So far, leaders from both countries have believed their economic health is robust enough to absorb negative effects and increasing political frictions.
But two things are about to change the face of the U.S.-China trade dispute.
Talks between the United States and China broke down in May, prompting President Donald Trump to impose a $200 billion increase in tariffs on Chinese goods. China and the U.S. have been engaged in a trade war through increasing tariffs since this time in 2018. Business leaders in the U.S. and China as well as Europe, Japan and much of the developing world are standing on the sidelines hoping that the two world leaders are able to restart trade negotiations.
Xi will travel to Japan on Thursday and is expected to meet Trump on the sidelines of the G20 summit in Osaka, a gathering of leading and emerging economies, which takes place on Friday and Saturday.
“China-U.S. trade war: So far, leaders from both countries have believed their economic health is robust enough to absorb negative effects and increasing political frictions.”– Click to tweet
On Saturday, People’s Daily, the mouthpiece of China’s Communist Party said in a commentary that the trade war between China and the US could be resolved only through “equal conversation”.
Writing for the South China Morning Post this week, Tom Holland advised global business leaders not to hold their breath for a deal this week.
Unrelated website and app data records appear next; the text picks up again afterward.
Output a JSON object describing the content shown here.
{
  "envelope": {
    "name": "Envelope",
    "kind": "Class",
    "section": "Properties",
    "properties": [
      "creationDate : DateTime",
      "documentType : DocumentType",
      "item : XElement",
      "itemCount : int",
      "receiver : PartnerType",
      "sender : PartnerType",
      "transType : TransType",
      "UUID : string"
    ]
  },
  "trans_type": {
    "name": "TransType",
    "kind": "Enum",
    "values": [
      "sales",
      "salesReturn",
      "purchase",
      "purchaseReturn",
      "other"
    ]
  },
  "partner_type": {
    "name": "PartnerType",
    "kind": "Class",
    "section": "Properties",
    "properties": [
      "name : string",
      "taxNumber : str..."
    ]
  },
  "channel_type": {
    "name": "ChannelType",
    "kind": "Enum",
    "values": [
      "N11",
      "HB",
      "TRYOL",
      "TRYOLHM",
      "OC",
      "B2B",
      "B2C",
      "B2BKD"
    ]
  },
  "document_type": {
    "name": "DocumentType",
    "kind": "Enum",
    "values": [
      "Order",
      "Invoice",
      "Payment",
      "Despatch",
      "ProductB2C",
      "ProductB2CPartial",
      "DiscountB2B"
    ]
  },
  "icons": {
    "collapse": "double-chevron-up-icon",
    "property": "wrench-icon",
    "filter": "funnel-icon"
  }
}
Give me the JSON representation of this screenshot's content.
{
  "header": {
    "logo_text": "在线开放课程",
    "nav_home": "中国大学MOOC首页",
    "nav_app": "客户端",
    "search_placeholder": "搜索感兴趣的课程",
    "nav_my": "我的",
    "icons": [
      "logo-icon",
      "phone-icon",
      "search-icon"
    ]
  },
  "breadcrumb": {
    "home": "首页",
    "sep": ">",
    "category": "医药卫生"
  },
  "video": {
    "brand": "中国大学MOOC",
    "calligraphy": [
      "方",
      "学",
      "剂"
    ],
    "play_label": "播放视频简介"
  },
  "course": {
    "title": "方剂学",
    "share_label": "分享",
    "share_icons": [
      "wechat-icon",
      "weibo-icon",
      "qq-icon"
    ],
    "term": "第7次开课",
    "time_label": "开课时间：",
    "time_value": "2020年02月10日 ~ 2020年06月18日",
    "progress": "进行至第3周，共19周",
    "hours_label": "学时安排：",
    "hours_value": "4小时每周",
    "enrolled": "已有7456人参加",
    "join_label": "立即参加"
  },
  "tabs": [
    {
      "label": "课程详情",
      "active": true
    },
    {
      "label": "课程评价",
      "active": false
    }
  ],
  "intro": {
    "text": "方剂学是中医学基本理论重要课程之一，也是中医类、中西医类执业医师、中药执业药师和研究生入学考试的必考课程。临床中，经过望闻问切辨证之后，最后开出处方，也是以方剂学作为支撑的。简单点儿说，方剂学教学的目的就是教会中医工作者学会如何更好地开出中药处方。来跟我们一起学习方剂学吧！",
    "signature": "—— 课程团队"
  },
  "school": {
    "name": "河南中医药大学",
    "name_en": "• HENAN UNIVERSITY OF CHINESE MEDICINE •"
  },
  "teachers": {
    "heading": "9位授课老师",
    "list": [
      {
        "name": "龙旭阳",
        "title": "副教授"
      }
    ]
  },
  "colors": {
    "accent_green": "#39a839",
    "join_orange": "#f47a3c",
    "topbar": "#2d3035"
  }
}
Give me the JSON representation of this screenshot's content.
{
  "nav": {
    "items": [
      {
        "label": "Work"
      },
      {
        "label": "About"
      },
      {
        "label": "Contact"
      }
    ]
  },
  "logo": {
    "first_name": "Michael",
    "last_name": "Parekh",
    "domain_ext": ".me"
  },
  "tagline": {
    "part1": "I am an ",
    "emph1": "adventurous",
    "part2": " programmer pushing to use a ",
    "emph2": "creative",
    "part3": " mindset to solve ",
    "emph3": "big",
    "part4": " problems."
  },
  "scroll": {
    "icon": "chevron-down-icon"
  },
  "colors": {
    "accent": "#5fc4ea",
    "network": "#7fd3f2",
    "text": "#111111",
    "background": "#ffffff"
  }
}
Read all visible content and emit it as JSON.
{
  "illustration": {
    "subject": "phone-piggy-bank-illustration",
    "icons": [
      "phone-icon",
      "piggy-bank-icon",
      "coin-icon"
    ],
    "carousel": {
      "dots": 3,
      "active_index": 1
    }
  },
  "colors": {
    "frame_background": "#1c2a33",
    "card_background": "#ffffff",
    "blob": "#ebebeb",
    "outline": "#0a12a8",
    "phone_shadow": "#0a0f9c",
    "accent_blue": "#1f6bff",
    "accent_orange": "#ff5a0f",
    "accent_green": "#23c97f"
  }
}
Robust economies in each country may allow them to ride out worsening trade tensions and support growth in the near term.
Yet, when the two men met in December 2018, also at a G20 summit, President Trump decided two delay imposing additional tariffs on China for 90 days in order for trade discussions to continue.
In the meantime, the 25 percent tariffs on Chinese goods that the Trump administration announced in May are about to kick in in a larger way.
“A four- to six-week buffer, which excluded tariffs on goods that were already in transit, is about to come to an end.”– Click to tweet
On May 10, 2019, the Office of the US Trade Representative (USTR) increased tariffs on $200 billion worth of Chinese imports to 25% (from 10%). The tariffs spared China-origin goods already en route (or soon to be en route) to the U.S. The List 3 category of goods begins to impact consumer goods– and the average Amazon seller.
Economic pundits urge both parties to take this week’s meeting seriously so they can make way for true negotiations.
“Economic pundits urge both parties to take this week’s meeting seriously so they can make way for true negotiations.”– Click to tweet
Yet, the truth is that China has very little leverage in a trade war with the United States, wrote Salvatore Babones, from the Centre for Independent Studies in Sydney, Australia. In ForeignPolicy.com, Babones said, “Given Beijing’s bluster, it can be easy to forget that China is still a relatively poor country with a GDP per capita less than one-sixth the U.S. level.”
The simple fact is, Babones concluded, that China needs the United States more than the United States needs China. “In itself, that’s no reason to start a trade war. But if the trade war really does heat up, there’s little doubt who will win.”
U.S. Trade Representative Robert Lighthizer seems to have that same opinion. Lighthizer said during a congressional hearing last week, “If we can resolve these issues in a way that improves this relationship, preserves the competitive advantage of the United States, we have an obligation to do that."
The U.S. is "ready to engage" with China, Lighthizer said, while noting that he wants to make sure that a perceived imbalance between the two countries is addressed.
As the two teams of negotiators ready for Trump and Xi to meet, farmers, workers, investors, pensioners, and business owners around the world have their fingers crossed, hoping for some progress.
Join us Tuesday, July 9th at 9:00 am PST for a webinar on How Will the US-China Trade War Change Everything? with Dr. Jonas Gamso, Thunderbird School of Global Management and Todd Cornell, Cultur668, and moderator Doug Bruhnke, Global Chamber. Click here to learn more and register.